*Assigned task:*
Lines from the entries below that hold "false" form the answer; copy all of them.
Material for this exercise START
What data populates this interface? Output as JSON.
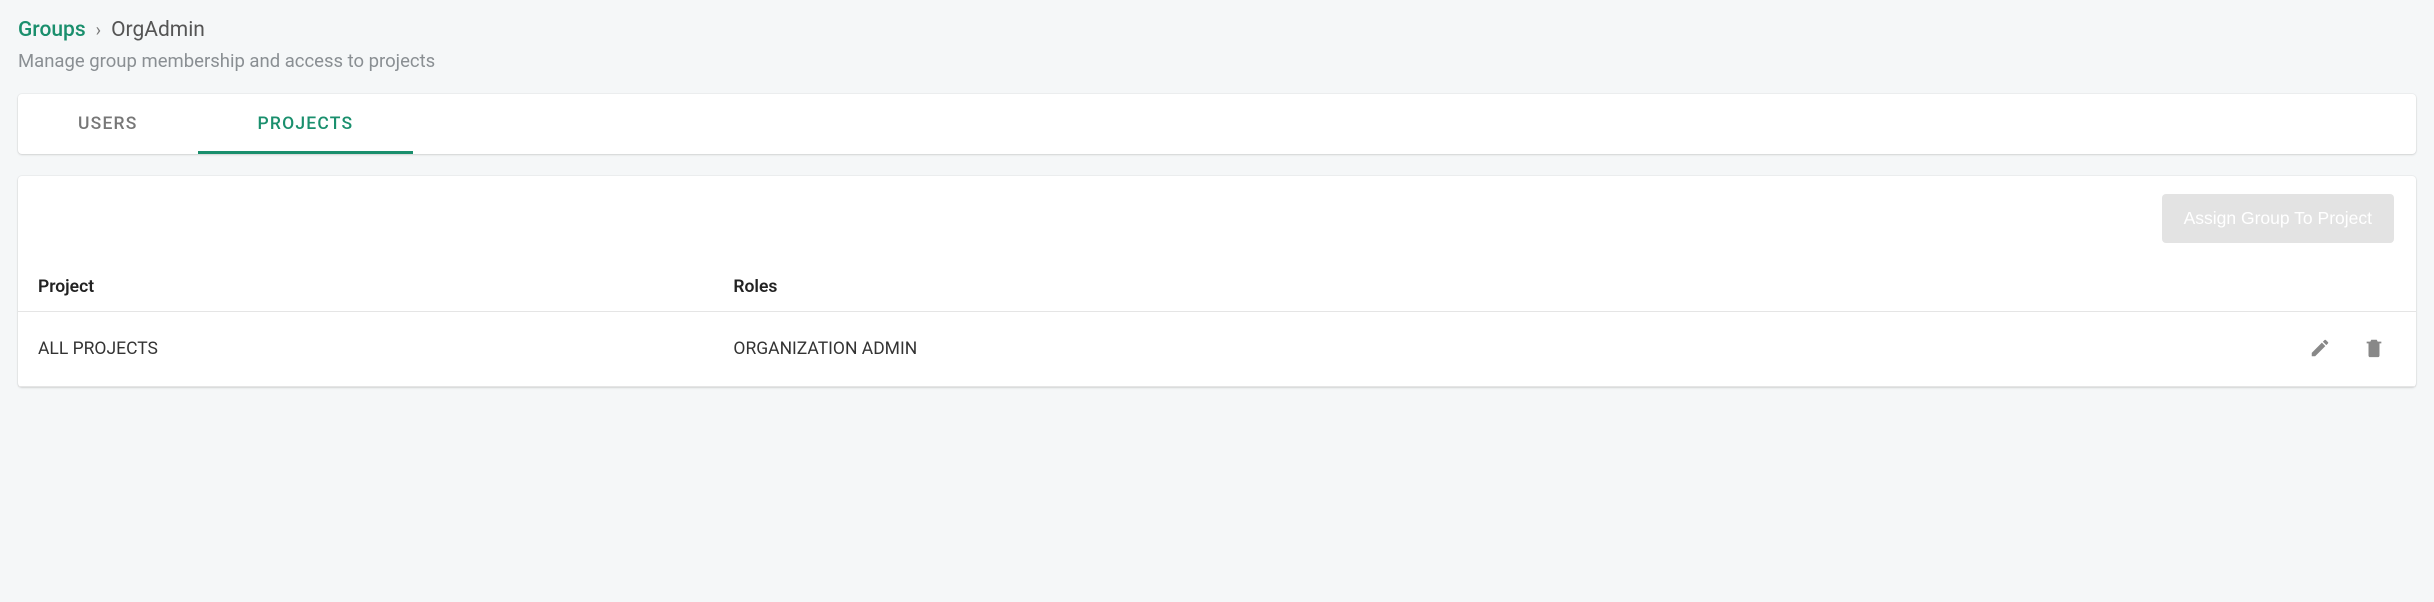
{
  "breadcrumb": {
    "root": "Groups",
    "separator": "›",
    "current": "OrgAdmin"
  },
  "subtitle": "Manage group membership and access to projects",
  "tabs": {
    "users": "USERS",
    "projects": "PROJECTS",
    "active": "projects"
  },
  "actions": {
    "assign_label": "Assign Group To Project"
  },
  "table": {
    "headers": {
      "project": "Project",
      "roles": "Roles"
    },
    "rows": [
      {
        "project": "ALL PROJECTS",
        "roles": "ORGANIZATION ADMIN"
      }
    ]
  },
  "icons": {
    "edit": "pencil-icon",
    "delete": "trash-icon"
  }
}
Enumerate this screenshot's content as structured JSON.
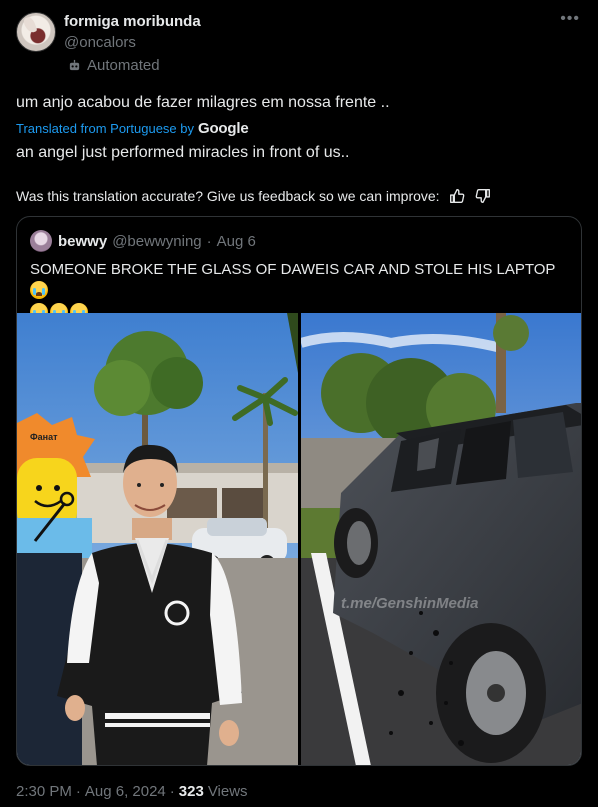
{
  "author": {
    "name": "formiga moribunda",
    "handle": "@oncalors",
    "badge": "Automated"
  },
  "post": {
    "original_text": "um anjo acabou de fazer milagres em nossa frente ..",
    "translated_label": "Translated from Portuguese by",
    "translator": "Google",
    "translated_text": "an angel just performed miracles in front of us..",
    "feedback_prompt": "Was this translation accurate? Give us feedback so we can improve:"
  },
  "quoted": {
    "name": "bewwy",
    "handle": "@bewwyning",
    "separator": "·",
    "date": "Aug 6",
    "text": "SOMEONE BROKE THE GLASS OF DAWEIS CAR AND STOLE HIS LAPTOP",
    "images": {
      "left_sign": "Фанат",
      "right_watermark": "t.me/GenshinMedia"
    }
  },
  "meta": {
    "time": "2:30 PM",
    "separator": "·",
    "date": "Aug 6, 2024",
    "separator2": "·",
    "views_count": "323",
    "views_label": "Views"
  },
  "icons": {
    "more": "more-icon",
    "bot": "robot-icon",
    "thumb_up": "thumbs-up-icon",
    "thumb_down": "thumbs-down-icon"
  },
  "colors": {
    "background": "#000000",
    "text": "#e7e9ea",
    "muted": "#71767b",
    "link": "#1d9bf0",
    "border": "#2f3336"
  }
}
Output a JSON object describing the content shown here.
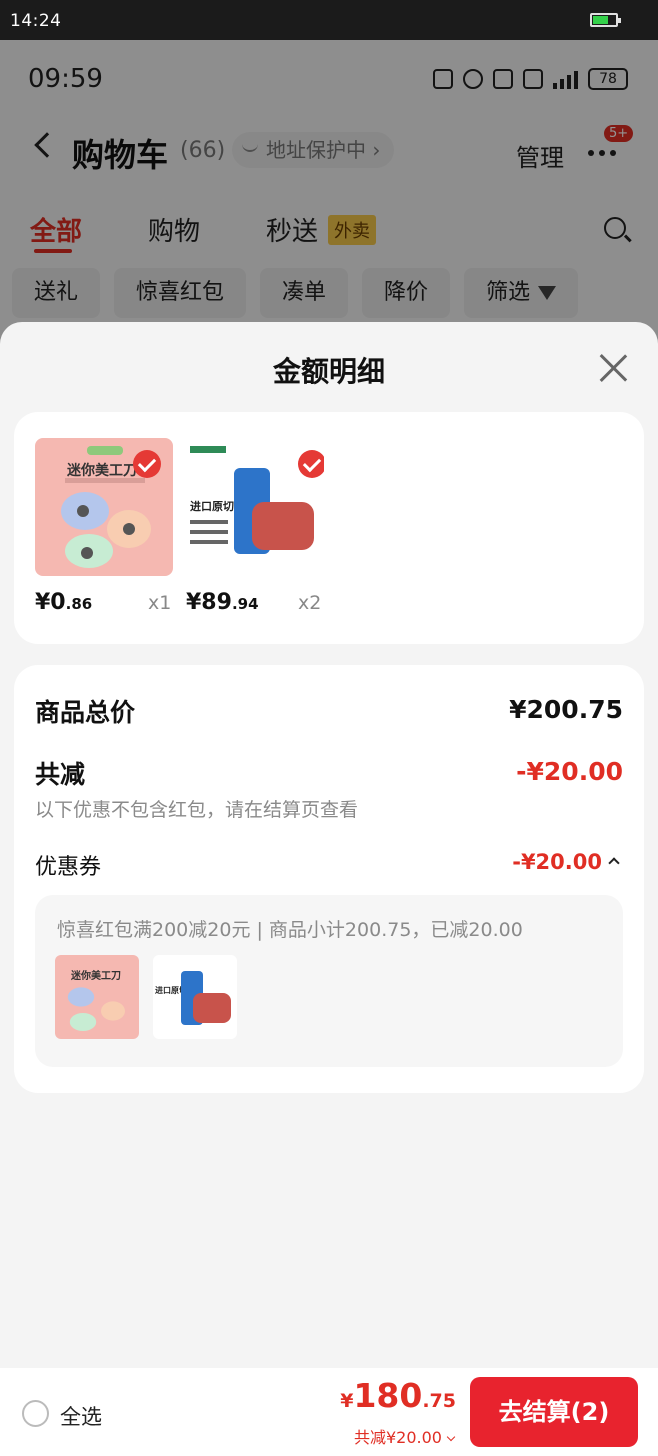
{
  "device_status": {
    "time": "14:24"
  },
  "background_app": {
    "status": {
      "time": "09:59",
      "battery": "78"
    },
    "header": {
      "title": "购物车",
      "count": "(66)",
      "address_badge": "地址保护中 ›",
      "manage": "管理",
      "badge": "5+"
    },
    "tabs": [
      {
        "label": "全部"
      },
      {
        "label": "购物"
      },
      {
        "label": "秒送",
        "tag": "外卖"
      }
    ],
    "filters": [
      "送礼",
      "惊喜红包",
      "凑单",
      "降价",
      "筛选"
    ]
  },
  "sheet": {
    "title": "金额明细",
    "products": [
      {
        "image_title": "迷你美工刀",
        "price_int": "¥0",
        "price_dec": ".86",
        "qty": "x1"
      },
      {
        "image_title": "进口原切",
        "price_int": "¥89",
        "price_dec": ".94",
        "qty": "x2"
      }
    ],
    "summary": {
      "total_label": "商品总价",
      "total_value": "¥200.75",
      "discount_label": "共减",
      "discount_value": "-¥20.00",
      "note": "以下优惠不包含红包，请在结算页查看",
      "coupon_label": "优惠券",
      "coupon_value": "-¥20.00",
      "coupon_detail": "惊喜红包满200减20元 | 商品小计200.75，已减20.00",
      "thumb_titles": [
        "迷你美工刀",
        "进口原切"
      ]
    }
  },
  "bottom_bar": {
    "select_all": "全选",
    "yen": "¥",
    "total_int": "180",
    "total_dec": ".75",
    "saved": "共减¥20.00",
    "checkout": "去结算(2)"
  },
  "colors": {
    "accent": "#e02e24",
    "checkout_bg": "#e8232e"
  }
}
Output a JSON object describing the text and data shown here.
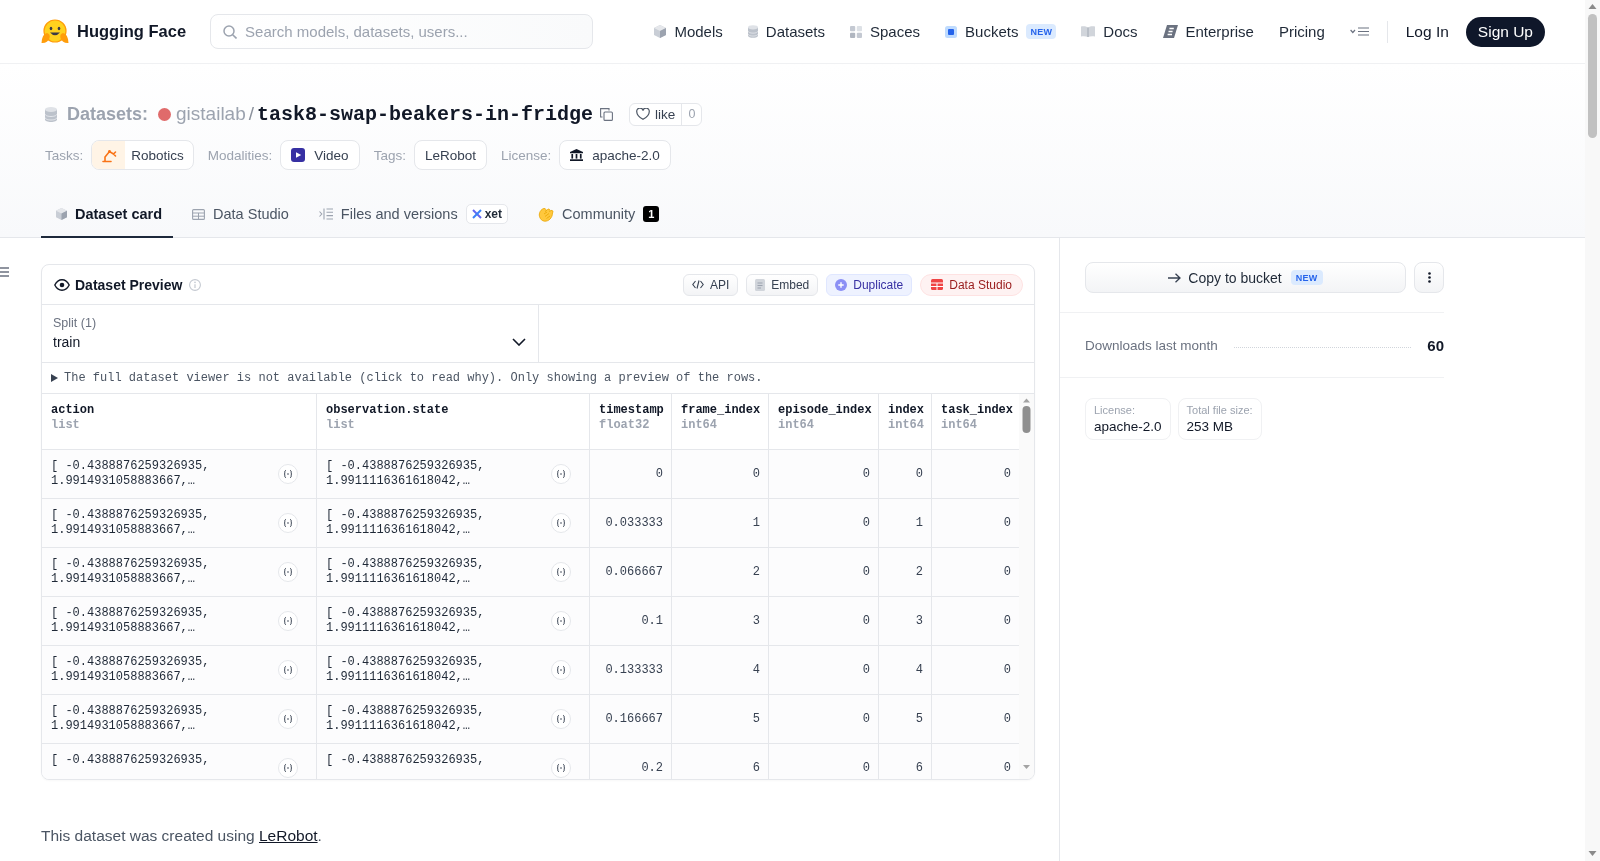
{
  "header": {
    "logo": "Hugging Face",
    "search": {
      "placeholder": "Search models, datasets, users..."
    },
    "nav": [
      {
        "label": "Models",
        "kind": "cube"
      },
      {
        "label": "Datasets",
        "kind": "database"
      },
      {
        "label": "Spaces",
        "kind": "grid"
      },
      {
        "label": "Buckets",
        "kind": "bucket",
        "badge": "NEW"
      },
      {
        "label": "Docs",
        "kind": "book"
      },
      {
        "label": "Enterprise",
        "kind": "tile"
      },
      {
        "label": "Pricing",
        "kind": "plain"
      }
    ],
    "login": "Log In",
    "signup": "Sign Up"
  },
  "repo": {
    "type": "Datasets:",
    "owner": "gistailab",
    "separator": "/",
    "name": "task8-swap-beakers-in-fridge",
    "likes": {
      "label": "like",
      "count": "0"
    }
  },
  "meta": [
    {
      "label": "Tasks:",
      "chips": [
        {
          "text": "Robotics",
          "kind": "robot"
        }
      ]
    },
    {
      "label": "Modalities:",
      "chips": [
        {
          "text": "Video",
          "kind": "video"
        }
      ]
    },
    {
      "label": "Tags:",
      "chips": [
        {
          "text": "LeRobot",
          "kind": "plain"
        }
      ]
    },
    {
      "label": "License:",
      "chips": [
        {
          "text": "apache-2.0",
          "kind": "bank"
        }
      ]
    }
  ],
  "tabs": [
    {
      "label": "Dataset card",
      "kind": "cube",
      "selected": true
    },
    {
      "label": "Data Studio",
      "kind": "table",
      "selected": false
    },
    {
      "label": "Files and versions",
      "kind": "files",
      "selected": false,
      "badge": "xet"
    },
    {
      "label": "Community",
      "kind": "hands",
      "selected": false,
      "count": "1"
    }
  ],
  "preview": {
    "title": "Dataset Preview",
    "actions": [
      {
        "label": "API",
        "kind": "api"
      },
      {
        "label": "Embed",
        "kind": "embed"
      },
      {
        "label": "Duplicate",
        "kind": "duplicate"
      },
      {
        "label": "Data Studio",
        "kind": "studio"
      }
    ],
    "split": {
      "label": "Split (1)",
      "value": "train"
    },
    "notice": {
      "text": "The full dataset viewer is not available (click to read why). Only showing a preview of the rows.",
      "expanded": false
    },
    "columns": [
      {
        "name": "action",
        "type": "list",
        "kind": "list"
      },
      {
        "name": "observation.state",
        "type": "list",
        "kind": "list"
      },
      {
        "name": "timestamp",
        "type": "float32",
        "kind": "number"
      },
      {
        "name": "frame_index",
        "type": "int64",
        "kind": "number"
      },
      {
        "name": "episode_index",
        "type": "int64",
        "kind": "number"
      },
      {
        "name": "index",
        "type": "int64",
        "kind": "number"
      },
      {
        "name": "task_index",
        "type": "int64",
        "kind": "number"
      }
    ],
    "rows": [
      [
        "[ -0.4388876259326935, 1.9914931058883667,…",
        "[ -0.4388876259326935, 1.9911116361618042,…",
        "0",
        "0",
        "0",
        "0",
        "0"
      ],
      [
        "[ -0.4388876259326935, 1.9914931058883667,…",
        "[ -0.4388876259326935, 1.9911116361618042,…",
        "0.033333",
        "1",
        "0",
        "1",
        "0"
      ],
      [
        "[ -0.4388876259326935, 1.9914931058883667,…",
        "[ -0.4388876259326935, 1.9911116361618042,…",
        "0.066667",
        "2",
        "0",
        "2",
        "0"
      ],
      [
        "[ -0.4388876259326935, 1.9914931058883667,…",
        "[ -0.4388876259326935, 1.9911116361618042,…",
        "0.1",
        "3",
        "0",
        "3",
        "0"
      ],
      [
        "[ -0.4388876259326935, 1.9914931058883667,…",
        "[ -0.4388876259326935, 1.9911116361618042,…",
        "0.133333",
        "4",
        "0",
        "4",
        "0"
      ],
      [
        "[ -0.4388876259326935, 1.9914931058883667,…",
        "[ -0.4388876259326935, 1.9911116361618042,…",
        "0.166667",
        "5",
        "0",
        "5",
        "0"
      ],
      [
        "[ -0.4388876259326935,",
        "[ -0.4388876259326935,",
        "0.2",
        "6",
        "0",
        "6",
        "0"
      ]
    ]
  },
  "footnote": {
    "before": "This dataset was created using ",
    "link": "LeRobot",
    "after": "."
  },
  "sidebar": {
    "copy": {
      "label": "Copy to bucket",
      "badge": "NEW"
    },
    "downloads": {
      "label": "Downloads last month",
      "value": "60"
    },
    "facts": [
      {
        "label": "License:",
        "value": "apache-2.0"
      },
      {
        "label": "Total file size:",
        "value": "253 MB"
      }
    ]
  }
}
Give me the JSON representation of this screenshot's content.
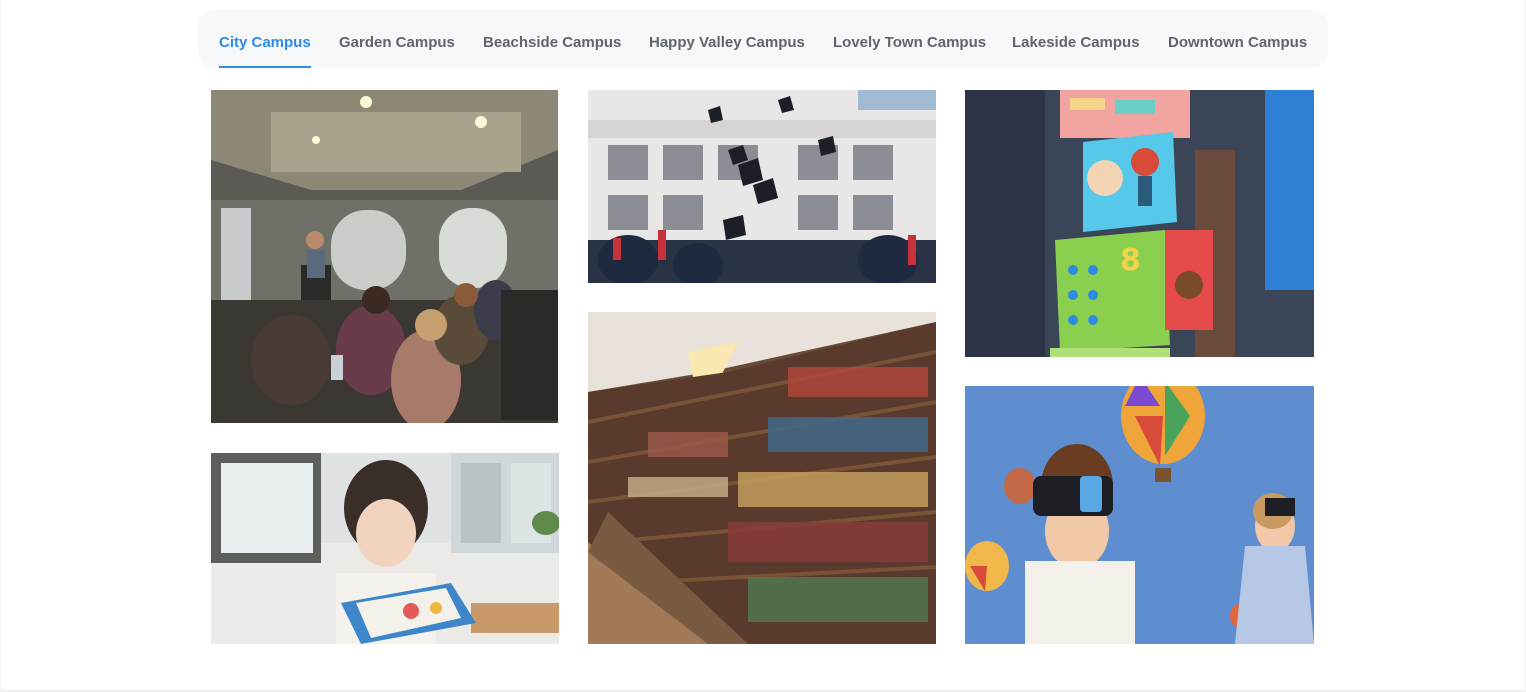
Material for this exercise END
*Your solution:*
      "selected": false
      "selected": false,
      "selected": false,
      "expanded": false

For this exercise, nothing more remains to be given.